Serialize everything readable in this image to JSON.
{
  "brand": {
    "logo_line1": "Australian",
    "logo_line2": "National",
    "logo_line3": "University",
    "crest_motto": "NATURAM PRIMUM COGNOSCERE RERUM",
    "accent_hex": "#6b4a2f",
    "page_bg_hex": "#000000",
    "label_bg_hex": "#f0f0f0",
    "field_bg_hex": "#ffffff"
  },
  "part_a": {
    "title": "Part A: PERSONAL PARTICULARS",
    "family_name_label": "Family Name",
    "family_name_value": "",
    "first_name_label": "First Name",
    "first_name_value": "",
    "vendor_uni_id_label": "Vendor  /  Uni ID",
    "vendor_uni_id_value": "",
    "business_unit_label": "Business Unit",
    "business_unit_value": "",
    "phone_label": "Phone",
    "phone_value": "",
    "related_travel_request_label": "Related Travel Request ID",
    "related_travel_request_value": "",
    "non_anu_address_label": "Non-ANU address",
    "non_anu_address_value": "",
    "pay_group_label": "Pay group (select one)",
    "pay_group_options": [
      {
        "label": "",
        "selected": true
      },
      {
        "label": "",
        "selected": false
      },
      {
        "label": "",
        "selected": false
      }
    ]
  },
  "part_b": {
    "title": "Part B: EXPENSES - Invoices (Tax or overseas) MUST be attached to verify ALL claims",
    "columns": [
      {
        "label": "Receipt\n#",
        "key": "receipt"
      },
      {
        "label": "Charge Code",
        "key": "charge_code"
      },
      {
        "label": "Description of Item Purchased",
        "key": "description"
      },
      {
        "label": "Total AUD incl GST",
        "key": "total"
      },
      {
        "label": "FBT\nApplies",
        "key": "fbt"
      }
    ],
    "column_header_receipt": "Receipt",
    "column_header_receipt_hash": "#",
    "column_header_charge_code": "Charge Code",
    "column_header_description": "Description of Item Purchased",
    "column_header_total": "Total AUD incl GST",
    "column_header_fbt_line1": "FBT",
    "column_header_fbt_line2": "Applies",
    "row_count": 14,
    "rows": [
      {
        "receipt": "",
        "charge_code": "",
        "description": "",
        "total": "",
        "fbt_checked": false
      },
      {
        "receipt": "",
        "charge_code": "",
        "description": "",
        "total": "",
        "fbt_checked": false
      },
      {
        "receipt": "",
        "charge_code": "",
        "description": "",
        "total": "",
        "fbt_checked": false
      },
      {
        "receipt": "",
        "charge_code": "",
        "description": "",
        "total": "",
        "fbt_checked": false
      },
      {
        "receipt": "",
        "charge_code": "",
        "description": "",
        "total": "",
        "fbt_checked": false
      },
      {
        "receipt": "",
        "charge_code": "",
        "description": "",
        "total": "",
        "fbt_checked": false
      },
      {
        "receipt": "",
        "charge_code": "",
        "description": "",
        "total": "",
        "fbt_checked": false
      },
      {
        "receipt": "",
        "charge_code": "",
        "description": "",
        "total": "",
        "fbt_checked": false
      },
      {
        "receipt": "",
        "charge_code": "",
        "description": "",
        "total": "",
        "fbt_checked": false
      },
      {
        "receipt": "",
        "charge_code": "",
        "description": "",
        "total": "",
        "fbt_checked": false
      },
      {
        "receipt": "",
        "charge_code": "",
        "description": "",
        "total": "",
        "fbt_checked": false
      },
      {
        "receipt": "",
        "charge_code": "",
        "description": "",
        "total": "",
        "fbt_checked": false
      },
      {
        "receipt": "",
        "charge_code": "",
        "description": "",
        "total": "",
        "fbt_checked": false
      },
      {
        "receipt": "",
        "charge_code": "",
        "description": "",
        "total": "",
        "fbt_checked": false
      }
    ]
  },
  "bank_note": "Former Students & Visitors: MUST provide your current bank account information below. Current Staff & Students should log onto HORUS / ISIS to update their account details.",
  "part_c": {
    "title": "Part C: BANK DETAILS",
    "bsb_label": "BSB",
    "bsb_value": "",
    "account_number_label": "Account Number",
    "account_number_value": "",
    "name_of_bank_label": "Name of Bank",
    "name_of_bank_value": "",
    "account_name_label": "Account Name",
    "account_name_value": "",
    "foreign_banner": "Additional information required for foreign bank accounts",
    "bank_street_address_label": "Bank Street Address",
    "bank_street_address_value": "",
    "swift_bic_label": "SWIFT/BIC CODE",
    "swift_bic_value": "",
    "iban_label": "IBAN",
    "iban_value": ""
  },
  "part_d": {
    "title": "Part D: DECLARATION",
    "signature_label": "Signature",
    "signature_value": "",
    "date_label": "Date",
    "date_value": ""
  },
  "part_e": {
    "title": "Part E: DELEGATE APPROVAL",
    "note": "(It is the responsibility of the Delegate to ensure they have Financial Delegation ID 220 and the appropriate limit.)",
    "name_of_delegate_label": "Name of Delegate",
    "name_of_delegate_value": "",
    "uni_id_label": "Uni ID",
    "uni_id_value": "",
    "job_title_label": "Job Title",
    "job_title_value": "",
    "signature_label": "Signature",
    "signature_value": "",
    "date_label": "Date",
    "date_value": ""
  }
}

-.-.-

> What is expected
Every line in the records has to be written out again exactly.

> Response box
Serialize everything readable in this image to JSON.
{
  "brand": {
    "logo_line1": "Australian",
    "logo_line2": "National",
    "logo_line3": "University",
    "crest_motto": "NATURAM PRIMUM COGNOSCERE RERUM",
    "accent_hex": "#6b4a2f",
    "page_bg_hex": "#000000",
    "label_bg_hex": "#f0f0f0",
    "field_bg_hex": "#ffffff"
  },
  "part_a": {
    "title": "Part A: PERSONAL PARTICULARS",
    "family_name_label": "Family Name",
    "family_name_value": "",
    "first_name_label": "First Name",
    "first_name_value": "",
    "vendor_uni_id_label": "Vendor  /  Uni ID",
    "vendor_uni_id_value": "",
    "business_unit_label": "Business Unit",
    "business_unit_value": "",
    "phone_label": "Phone",
    "phone_value": "",
    "related_travel_request_label": "Related Travel Request ID",
    "related_travel_request_value": "",
    "non_anu_address_label": "Non-ANU address",
    "non_anu_address_value": "",
    "pay_group_label": "Pay group (select one)",
    "pay_group_options": [
      {
        "label": "",
        "selected": true
      },
      {
        "label": "",
        "selected": false
      },
      {
        "label": "",
        "selected": false
      }
    ]
  },
  "part_b": {
    "title": "Part B: EXPENSES - Invoices (Tax or overseas) MUST be attached to verify ALL claims",
    "columns": [
      {
        "label": "Receipt\n#",
        "key": "receipt"
      },
      {
        "label": "Charge Code",
        "key": "charge_code"
      },
      {
        "label": "Description of Item Purchased",
        "key": "description"
      },
      {
        "label": "Total AUD incl GST",
        "key": "total"
      },
      {
        "label": "FBT\nApplies",
        "key": "fbt"
      }
    ],
    "column_header_receipt": "Receipt",
    "column_header_receipt_hash": "#",
    "column_header_charge_code": "Charge Code",
    "column_header_description": "Description of Item Purchased",
    "column_header_total": "Total AUD incl GST",
    "column_header_fbt_line1": "FBT",
    "column_header_fbt_line2": "Applies",
    "row_count": 14,
    "rows": [
      {
        "receipt": "",
        "charge_code": "",
        "description": "",
        "total": "",
        "fbt_checked": false
      },
      {
        "receipt": "",
        "charge_code": "",
        "description": "",
        "total": "",
        "fbt_checked": false
      },
      {
        "receipt": "",
        "charge_code": "",
        "description": "",
        "total": "",
        "fbt_checked": false
      },
      {
        "receipt": "",
        "charge_code": "",
        "description": "",
        "total": "",
        "fbt_checked": false
      },
      {
        "receipt": "",
        "charge_code": "",
        "description": "",
        "total": "",
        "fbt_checked": false
      },
      {
        "receipt": "",
        "charge_code": "",
        "description": "",
        "total": "",
        "fbt_checked": false
      },
      {
        "receipt": "",
        "charge_code": "",
        "description": "",
        "total": "",
        "fbt_checked": false
      },
      {
        "receipt": "",
        "charge_code": "",
        "description": "",
        "total": "",
        "fbt_checked": false
      },
      {
        "receipt": "",
        "charge_code": "",
        "description": "",
        "total": "",
        "fbt_checked": false
      },
      {
        "receipt": "",
        "charge_code": "",
        "description": "",
        "total": "",
        "fbt_checked": false
      },
      {
        "receipt": "",
        "charge_code": "",
        "description": "",
        "total": "",
        "fbt_checked": false
      },
      {
        "receipt": "",
        "charge_code": "",
        "description": "",
        "total": "",
        "fbt_checked": false
      },
      {
        "receipt": "",
        "charge_code": "",
        "description": "",
        "total": "",
        "fbt_checked": false
      },
      {
        "receipt": "",
        "charge_code": "",
        "description": "",
        "total": "",
        "fbt_checked": false
      }
    ]
  },
  "bank_note": "Former Students & Visitors: MUST provide your current bank account information below. Current Staff & Students should log onto HORUS / ISIS to update their account details.",
  "part_c": {
    "title": "Part C: BANK DETAILS",
    "bsb_label": "BSB",
    "bsb_value": "",
    "account_number_label": "Account Number",
    "account_number_value": "",
    "name_of_bank_label": "Name of Bank",
    "name_of_bank_value": "",
    "account_name_label": "Account Name",
    "account_name_value": "",
    "foreign_banner": "Additional information required for foreign bank accounts",
    "bank_street_address_label": "Bank Street Address",
    "bank_street_address_value": "",
    "swift_bic_label": "SWIFT/BIC CODE",
    "swift_bic_value": "",
    "iban_label": "IBAN",
    "iban_value": ""
  },
  "part_d": {
    "title": "Part D: DECLARATION",
    "signature_label": "Signature",
    "signature_value": "",
    "date_label": "Date",
    "date_value": ""
  },
  "part_e": {
    "title": "Part E: DELEGATE APPROVAL",
    "note": "(It is the responsibility of the Delegate to ensure they have Financial Delegation ID 220 and the appropriate limit.)",
    "name_of_delegate_label": "Name of Delegate",
    "name_of_delegate_value": "",
    "uni_id_label": "Uni ID",
    "uni_id_value": "",
    "job_title_label": "Job Title",
    "job_title_value": "",
    "signature_label": "Signature",
    "signature_value": "",
    "date_label": "Date",
    "date_value": ""
  }
}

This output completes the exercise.